Children walk with their parents to Sherwood Park Elementary in North Vancouver for the first day back to school on Sept. 10, 2020. THE CANADIAN PRESS/Jonathan Hayward
Study reassures parents, teachers that COVID-19 infrequently shared at school

Federally funded study in Vancouver finds risk at school and in the community was identical

Conservative MP Kevin Waugh rises during Question Period in the House of Commons Tuesday April 13, 2021 in Ottawa. THE CANADIAN PRESS/Adrian Wyld
Single-game sports betting about to become legal in Canada

Senate passes bill to take sports gambling away from overseas agencies

Point Roberts is part of the mainland United States but not physically connected to it, to reach the community by land one must pass through Canada. THE CANADIAN PRESS/Darryl Dyck
Closed Canadian border leaves Point Roberts’ only grocery store on verge of closure

‘We’re Americans but we’re not attached to America. It’s easy to forget we’re here,’ says owner Ali Hayton

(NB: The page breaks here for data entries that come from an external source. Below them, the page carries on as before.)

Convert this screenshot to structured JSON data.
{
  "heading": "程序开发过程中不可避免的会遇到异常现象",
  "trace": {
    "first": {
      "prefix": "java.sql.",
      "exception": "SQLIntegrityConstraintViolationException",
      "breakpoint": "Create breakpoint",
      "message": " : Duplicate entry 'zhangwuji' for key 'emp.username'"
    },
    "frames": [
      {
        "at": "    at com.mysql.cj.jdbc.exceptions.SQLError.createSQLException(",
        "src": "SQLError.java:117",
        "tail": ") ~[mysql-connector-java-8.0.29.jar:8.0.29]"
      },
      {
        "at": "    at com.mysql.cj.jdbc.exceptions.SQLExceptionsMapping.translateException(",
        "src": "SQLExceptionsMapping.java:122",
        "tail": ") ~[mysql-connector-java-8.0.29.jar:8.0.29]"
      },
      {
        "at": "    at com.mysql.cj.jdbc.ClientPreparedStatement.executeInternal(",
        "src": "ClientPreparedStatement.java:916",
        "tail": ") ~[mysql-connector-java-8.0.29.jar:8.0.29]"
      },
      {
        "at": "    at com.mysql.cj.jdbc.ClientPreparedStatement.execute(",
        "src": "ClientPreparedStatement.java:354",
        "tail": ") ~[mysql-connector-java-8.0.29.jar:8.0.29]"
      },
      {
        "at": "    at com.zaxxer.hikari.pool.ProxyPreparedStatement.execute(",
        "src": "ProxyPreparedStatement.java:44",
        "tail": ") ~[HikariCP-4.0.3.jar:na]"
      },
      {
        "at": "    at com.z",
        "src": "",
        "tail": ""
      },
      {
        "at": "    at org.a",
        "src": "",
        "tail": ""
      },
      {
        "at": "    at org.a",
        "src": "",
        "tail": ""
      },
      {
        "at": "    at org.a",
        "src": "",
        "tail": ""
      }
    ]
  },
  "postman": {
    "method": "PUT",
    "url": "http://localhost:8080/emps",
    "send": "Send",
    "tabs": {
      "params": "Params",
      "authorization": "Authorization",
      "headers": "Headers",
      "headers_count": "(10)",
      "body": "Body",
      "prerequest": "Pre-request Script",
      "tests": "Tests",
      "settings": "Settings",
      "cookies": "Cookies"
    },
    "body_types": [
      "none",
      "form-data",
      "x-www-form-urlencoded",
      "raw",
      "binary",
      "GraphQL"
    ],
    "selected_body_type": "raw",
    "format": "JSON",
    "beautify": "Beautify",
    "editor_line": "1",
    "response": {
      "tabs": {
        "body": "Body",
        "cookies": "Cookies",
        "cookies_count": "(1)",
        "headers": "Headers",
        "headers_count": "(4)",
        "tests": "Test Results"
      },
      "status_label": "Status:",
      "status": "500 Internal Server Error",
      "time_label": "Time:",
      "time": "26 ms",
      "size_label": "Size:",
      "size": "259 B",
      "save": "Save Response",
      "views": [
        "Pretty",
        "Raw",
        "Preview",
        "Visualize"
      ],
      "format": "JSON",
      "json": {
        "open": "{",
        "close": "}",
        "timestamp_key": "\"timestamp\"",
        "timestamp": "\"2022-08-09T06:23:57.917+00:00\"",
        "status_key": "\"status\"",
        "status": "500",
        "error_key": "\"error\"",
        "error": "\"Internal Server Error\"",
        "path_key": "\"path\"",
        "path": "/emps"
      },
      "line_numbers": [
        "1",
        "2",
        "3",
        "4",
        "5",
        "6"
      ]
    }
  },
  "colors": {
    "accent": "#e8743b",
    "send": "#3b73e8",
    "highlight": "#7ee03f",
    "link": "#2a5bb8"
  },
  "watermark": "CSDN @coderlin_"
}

Cannabis bought in British Columbia (Ashley Wadhwani/Black Press Media)
Is it time to start thinking about greener ways to package cannabis?

Packaging suppliers are still figuring eco-friendly and affordable packaging options that fit the mandates of Cannabis Regulations

The Somass Sawmill sits idle in early May 2021. While the kilns have been in use occasionally, and the lot has been used to store woodchips this spring, the mill has been curtailed since July 27, 2017. (SUSAN QUINN/ Alberni Valley News)
Port Alberni to expropriate Somass Sawmill from Western Forest Products

Sawmill has been ‘indefinitely’ curtailed since 2017

Robin Sanford and her fiance Simon Park were married in an impromptu ceremony at Abbotsford Regional Hospital on June 16. (Submitted photo)
Mom dies day after witnessing daughter’s hospital wedding in Abbotsford

Nurses help arrange impromptu ceremony in 3 hours for bride and groom

B.C. Finance Minister Selina Robinson with Premier John Horgan after the budget speech Tuesday, April 20, 2021. THE CANADIAN PRESS/Chad Hipolito
B.C. home owner grant won’t be altered, despite expert advice

Tax break for residences worth up to $1.6 million too popular

B.C. conservation officer Sgt. Todd Hunter said a black bear is believed to have killed local livestock. (THE NEWS/files)
Black bear believed to have killed miniature donkey in Maple Ridge

Trap set for predator that has been killing livestock

Most Read